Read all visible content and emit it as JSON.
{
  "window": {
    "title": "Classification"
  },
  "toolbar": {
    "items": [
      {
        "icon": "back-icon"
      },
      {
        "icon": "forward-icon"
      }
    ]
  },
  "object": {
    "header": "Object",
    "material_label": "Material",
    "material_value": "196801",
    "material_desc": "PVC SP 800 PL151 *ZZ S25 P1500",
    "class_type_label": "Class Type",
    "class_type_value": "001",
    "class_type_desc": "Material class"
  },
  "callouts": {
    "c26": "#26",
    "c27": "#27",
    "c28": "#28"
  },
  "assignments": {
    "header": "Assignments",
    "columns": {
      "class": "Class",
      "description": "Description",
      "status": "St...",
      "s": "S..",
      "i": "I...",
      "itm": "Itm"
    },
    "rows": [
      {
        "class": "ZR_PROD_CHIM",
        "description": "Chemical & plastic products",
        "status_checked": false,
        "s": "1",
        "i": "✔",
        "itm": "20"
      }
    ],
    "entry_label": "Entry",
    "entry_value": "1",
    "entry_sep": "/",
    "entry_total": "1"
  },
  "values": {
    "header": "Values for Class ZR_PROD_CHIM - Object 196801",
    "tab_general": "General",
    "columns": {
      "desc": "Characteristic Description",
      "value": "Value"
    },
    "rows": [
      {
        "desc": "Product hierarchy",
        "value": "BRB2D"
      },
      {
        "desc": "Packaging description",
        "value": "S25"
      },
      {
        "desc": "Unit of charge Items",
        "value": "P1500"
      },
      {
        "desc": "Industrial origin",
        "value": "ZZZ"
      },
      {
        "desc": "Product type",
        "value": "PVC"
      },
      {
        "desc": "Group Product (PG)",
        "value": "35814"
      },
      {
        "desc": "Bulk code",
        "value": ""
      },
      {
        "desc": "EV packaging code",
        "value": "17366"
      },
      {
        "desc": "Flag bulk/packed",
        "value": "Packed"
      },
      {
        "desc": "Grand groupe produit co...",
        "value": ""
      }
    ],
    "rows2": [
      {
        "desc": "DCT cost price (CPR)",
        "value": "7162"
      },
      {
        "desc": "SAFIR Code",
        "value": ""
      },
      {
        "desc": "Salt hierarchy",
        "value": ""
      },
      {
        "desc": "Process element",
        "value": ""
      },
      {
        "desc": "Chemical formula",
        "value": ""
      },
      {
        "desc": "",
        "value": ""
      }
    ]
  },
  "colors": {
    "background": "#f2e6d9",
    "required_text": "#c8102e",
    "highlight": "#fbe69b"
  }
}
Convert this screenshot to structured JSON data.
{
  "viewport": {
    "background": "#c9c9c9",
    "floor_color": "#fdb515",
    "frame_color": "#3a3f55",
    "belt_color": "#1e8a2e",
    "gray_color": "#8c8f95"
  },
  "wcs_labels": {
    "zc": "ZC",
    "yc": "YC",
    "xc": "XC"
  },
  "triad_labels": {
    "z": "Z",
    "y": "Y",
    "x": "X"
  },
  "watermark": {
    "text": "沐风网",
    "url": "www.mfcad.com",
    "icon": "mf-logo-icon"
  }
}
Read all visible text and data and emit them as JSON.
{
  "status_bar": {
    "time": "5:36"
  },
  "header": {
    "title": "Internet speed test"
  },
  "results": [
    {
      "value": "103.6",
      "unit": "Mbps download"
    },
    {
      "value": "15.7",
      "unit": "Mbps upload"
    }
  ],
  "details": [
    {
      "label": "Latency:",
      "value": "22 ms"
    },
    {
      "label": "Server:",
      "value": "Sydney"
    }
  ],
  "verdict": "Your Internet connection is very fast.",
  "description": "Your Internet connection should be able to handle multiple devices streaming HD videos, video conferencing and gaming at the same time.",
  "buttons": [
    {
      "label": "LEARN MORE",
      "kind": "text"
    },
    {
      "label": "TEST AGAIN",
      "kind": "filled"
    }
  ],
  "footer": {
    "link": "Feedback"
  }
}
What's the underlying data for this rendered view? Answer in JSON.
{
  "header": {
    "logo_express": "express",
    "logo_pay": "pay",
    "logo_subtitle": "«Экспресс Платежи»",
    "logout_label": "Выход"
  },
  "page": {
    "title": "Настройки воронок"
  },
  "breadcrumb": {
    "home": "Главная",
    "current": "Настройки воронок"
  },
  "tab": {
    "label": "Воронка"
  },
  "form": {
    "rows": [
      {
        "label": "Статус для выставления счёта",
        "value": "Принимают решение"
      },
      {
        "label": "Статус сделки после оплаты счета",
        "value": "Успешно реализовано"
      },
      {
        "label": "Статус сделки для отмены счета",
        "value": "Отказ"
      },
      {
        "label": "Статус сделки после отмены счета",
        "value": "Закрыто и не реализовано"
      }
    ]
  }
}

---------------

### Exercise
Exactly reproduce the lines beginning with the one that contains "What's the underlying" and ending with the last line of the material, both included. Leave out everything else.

### Response box
What's the underlying data for this rendered view? Answer in JSON.
{
  "header": {
    "logo_express": "express",
    "logo_pay": "pay",
    "logo_subtitle": "«Экспресс Платежи»",
    "logout_label": "Выход"
  },
  "page": {
    "title": "Настройки воронок"
  },
  "breadcrumb": {
    "home": "Главная",
    "current": "Настройки воронок"
  },
  "tab": {
    "label": "Воронка"
  },
  "form": {
    "rows": [
      {
        "label": "Статус для выставления счёта",
        "value": "Принимают решение"
      },
      {
        "label": "Статус сделки после оплаты счета",
        "value": "Успешно реализовано"
      },
      {
        "label": "Статус сделки для отмены счета",
        "value": "Отказ"
      },
      {
        "label": "Статус сделки после отмены счета",
        "value": "Закрыто и не реализовано"
      }
    ]
  }
}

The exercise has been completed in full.